The BBC’s Track Record on Jewish Refugees From Arab Lands
On Nov. 30, the BBC News website’s home page and Middle East page both promoted a feature titled “In pictures: Early years of Palestinian refugees,” which showcases images from the newly digitised archives of UNRWA, currently being promoted by that organization within the framework of its permanent public relations campaign.
Quite how the promotion of campaigning material produced by politically motivated organisations can be considered part of the BBC’s remit or in adherence to its editorial guidelines on impartiality is a (big) question in itself, but it is notable that the captions to the photographs showcased by the BBC adhere diligently to the UNRWA script, with the text accompanying the final photograph, for example, reading:
There are now four generations of Palestinian refugees. The “right of return” to their former homes in what is now Israel remains one of the thorniest issues in the conflict between Israel and the Palestinians.
But of course the issue of Palestinian refugees is only half the story. The other half – that of Jewish refugees from Arab lands – has no dedicated UN refugee agency to document its history, no hereditary refugee status, no UN-sponsored “Solidarity Day” and no UN-funded committee to champion its “inalienable rights.”
The other half of that story has in fact never been mentioned in any UN resolution whatsoever in the past 66 years, as was pointed out by Israel’s Ambassador to the UN, Ron Prosor, at a special UN session held on Nov. 21.
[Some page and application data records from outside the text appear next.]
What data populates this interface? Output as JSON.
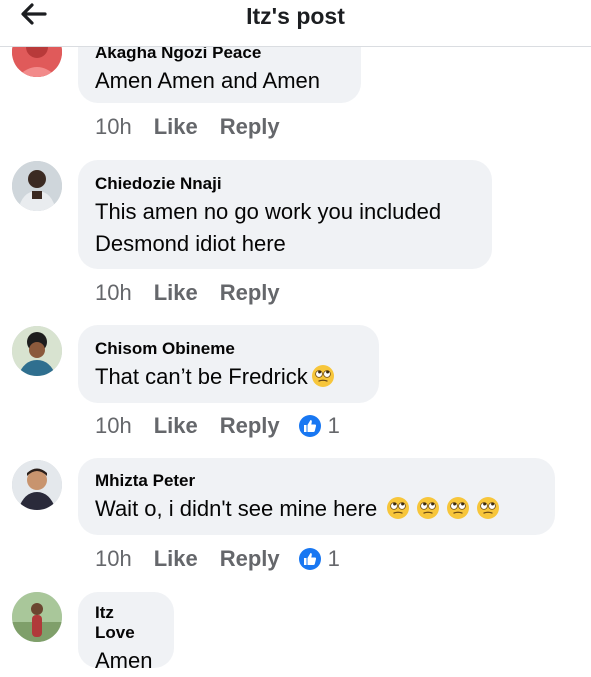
{
  "header": {
    "title": "Itz's post",
    "back_icon": "back-arrow-icon"
  },
  "comments": [
    {
      "name": "Akagha Ngozi Peace",
      "text": "Amen Amen and Amen",
      "emoji_count": 0,
      "time": "10h",
      "like": "Like",
      "reply": "Reply",
      "reactions": ""
    },
    {
      "name": "Chiedozie Nnaji",
      "text_line1": "This amen no go work you included",
      "text_line2": "Desmond idiot here",
      "emoji_count": 0,
      "time": "10h",
      "like": "Like",
      "reply": "Reply",
      "reactions": ""
    },
    {
      "name": "Chisom Obineme",
      "text": "That can’t be Fredrick",
      "emoji": "face-with-rolling-eyes",
      "emoji_count": 1,
      "time": "10h",
      "like": "Like",
      "reply": "Reply",
      "reactions": "1",
      "reaction_icon": "thumbs-up-icon"
    },
    {
      "name": "Mhizta Peter",
      "text": "Wait o, i didn't see mine here",
      "emoji": "face-with-rolling-eyes",
      "emoji_count": 4,
      "time": "10h",
      "like": "Like",
      "reply": "Reply",
      "reactions": "1",
      "reaction_icon": "thumbs-up-icon"
    },
    {
      "name": "Itz Love",
      "text": "Amen",
      "emoji_count": 0
    }
  ],
  "colors": {
    "bubble": "#f0f2f5",
    "meta": "#65676b",
    "like_badge": "#1877f2",
    "emoji": "#f7c63b"
  }
}
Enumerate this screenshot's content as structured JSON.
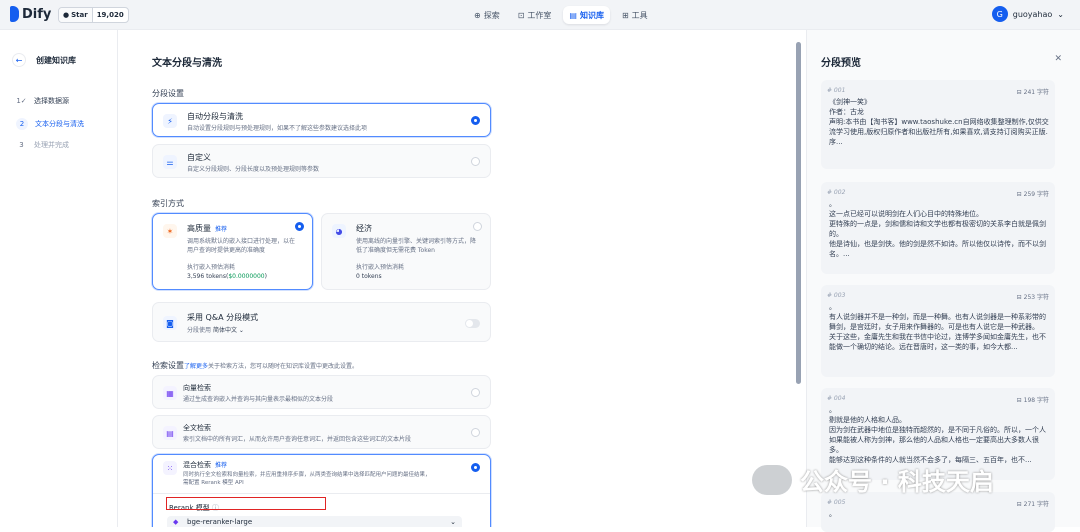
{
  "app": {
    "name": "Dify",
    "star_label": "Star",
    "star_count": "19,020"
  },
  "nav": [
    {
      "label": "探索",
      "icon": "compass-icon"
    },
    {
      "label": "工作室",
      "icon": "studio-icon"
    },
    {
      "label": "知识库",
      "icon": "book-icon"
    },
    {
      "label": "工具",
      "icon": "tool-icon"
    }
  ],
  "user": {
    "initial": "G",
    "name": "guoyahao"
  },
  "sidebar": {
    "title": "创建知识库",
    "steps": [
      {
        "num": "1",
        "label": "选择数据源"
      },
      {
        "num": "2",
        "label": "文本分段与清洗"
      },
      {
        "num": "3",
        "label": "处理并完成"
      }
    ]
  },
  "main": {
    "title": "文本分段与清洗",
    "segmentation_label": "分段设置",
    "auto": {
      "title": "自动分段与清洗",
      "desc": "自动设置分段规则与预处理规则，如果不了解这些参数建议选择此项"
    },
    "custom": {
      "title": "自定义",
      "desc": "自定义分段规则、分段长度以及预处理规则等参数"
    },
    "index_label": "索引方式",
    "high": {
      "title": "高质量",
      "badge": "推荐",
      "desc": "调用系统默认的嵌入接口进行处理，以在用户查询时提供更高的准确度",
      "cost_label": "执行嵌入预估消耗",
      "cost_tokens": "3,596 tokens(",
      "cost_money": "$0.0000000",
      "cost_end": ")"
    },
    "eco": {
      "title": "经济",
      "desc": "使用离线的向量引擎、关键词索引等方式，降低了准确度但无需花费 Token",
      "cost_label": "执行嵌入预估消耗",
      "cost_tokens": "0 tokens"
    },
    "qa": {
      "title": "采用 Q&A 分段模式",
      "sub": "分段使用",
      "lang": "简体中文"
    },
    "retrieval_label": "检索设置",
    "retrieval_link": "了解更多",
    "retrieval_desc": "关于检索方法，您可以随时在知识库设置中更改此设置。",
    "vector": {
      "title": "向量检索",
      "desc": "通过生成查询嵌入并查询与其向量表示最相似的文本分段"
    },
    "fulltext": {
      "title": "全文检索",
      "desc": "索引文档中的所有词汇，从而允许用户查询任意词汇，并返回包含这些词汇的文本片段"
    },
    "hybrid": {
      "title": "混合检索",
      "badge": "推荐",
      "desc1": "同时执行全文检索和向量检索，并应用重排序步骤，从两类查询结果中选择匹配用户问题的最佳结果，",
      "desc2": "需配置 Rerank 模型 API"
    },
    "rerank_label": "Rerank 模型",
    "rerank_model": "bge-reranker-large"
  },
  "preview": {
    "title": "分段预览",
    "segments": [
      {
        "id": "# 001",
        "count": "241 字符",
        "text": "《剑神一笑》\n作者：古龙\n声明:本书由【淘书客】www.taoshuke.cn自网络收集整理制作,仅供交流学习使用,版权归原作者和出版社所有,如果喜欢,请支持订阅购买正版.\n序..."
      },
      {
        "id": "# 002",
        "count": "259 字符",
        "text": "。\n这一点已经可以说明剑在人们心目中的特殊地位。\n更特殊的一点是，剑和儒和诗和文学也都有极密切的关系李白就是佩剑的。\n他是诗仙，也是剑侠。他的剑是然不如诗。所以他仅以诗传，而不以剑名。..."
      },
      {
        "id": "# 003",
        "count": "253 字符",
        "text": "。\n有人说剑器并不是一种剑，而是一种舞。也有人说剑器是一种系彩带的舞剑，是宫廷时，女子用来作舞器的。可是也有人说它是一种武器。\n关于这些，金庸先生和我在书信中论过，连博学多闻如金庸先生，也不能做一个确切的结论。远在晋唐时，这一类的事，如今大都..."
      },
      {
        "id": "# 004",
        "count": "198 字符",
        "text": "。\n剔就是他的人格和人品。\n因为剑在武器中地位是独特而超然的，是不同于凡俗的。所以，一个人如果能被人称为剑神，那么他的人品和人格也一定要高出大多数人很多。\n能够达到这种条件的人就当然不会多了，每隔三、五百年，也不..."
      },
      {
        "id": "# 005",
        "count": "271 字符",
        "text": "。"
      }
    ]
  },
  "watermark": "公众号 · 科技天启",
  "colors": {
    "accent": "#155eef",
    "highlight_box": "#e02424"
  }
}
In his statement, Prosor decried the United Nations’ actions. “Since 1947, there have been 687 resolutions relating to the Israeli-Palestinian conflict,” he said. Over 100 of those resolutions “deal specifically with the Palestinians refugees. And yet as we speak today, not one resolution says a single word about the Jewish refugees.”
The special session was titled “The Untold Story of the Middle East: Justice for Jewish Refugees from Arab Countries,” and was hosted by the World Jewish Congress. The event featured testimonies from speakers including Lucette Lagnado, Linda Menuhin and Levana Zamir, and the film below was also screened. In conversation with BBC Watch, Ambassador Prosor noted that only one Arab country was represented at the event.
As readers may already be able to guess, that recent conference was not covered by the BBC’s UN correspondent. Whilst it is not true to say that the BBC ignores the issue completely (see here, here, here, here and here, for example) its coverage of Palestinian refugees continues to be considerably more extensive – and notably less controversial – than that of the content it produces on the subject of Jewish refugees from Arab lands.
A search for “Jewish refugees from Arab lands” on the BBC News website produces 52 results (dating from between March 2002 and November 2013), many of which are not actually directly related to the subject. In contrast, a search on the same website for “Palestinian refugees” produces 1,304 results.
To use a term frequently employed by the BBC in its Middle East coverage, that ratio is of course disproportionate and – in addition to compromising the BBC’s commitment to impartiality as laid down in its editorial guidelines – also goes against the obligations of the BBC’s constitutional basis, according to which one of its public purposes is to build a “global understanding of international issues.”
Understanding of the Arab-Israeli conflict cannot be promoted by consistent under-reporting of the story of hundreds of thousands of Jewish refugees from Arab lands.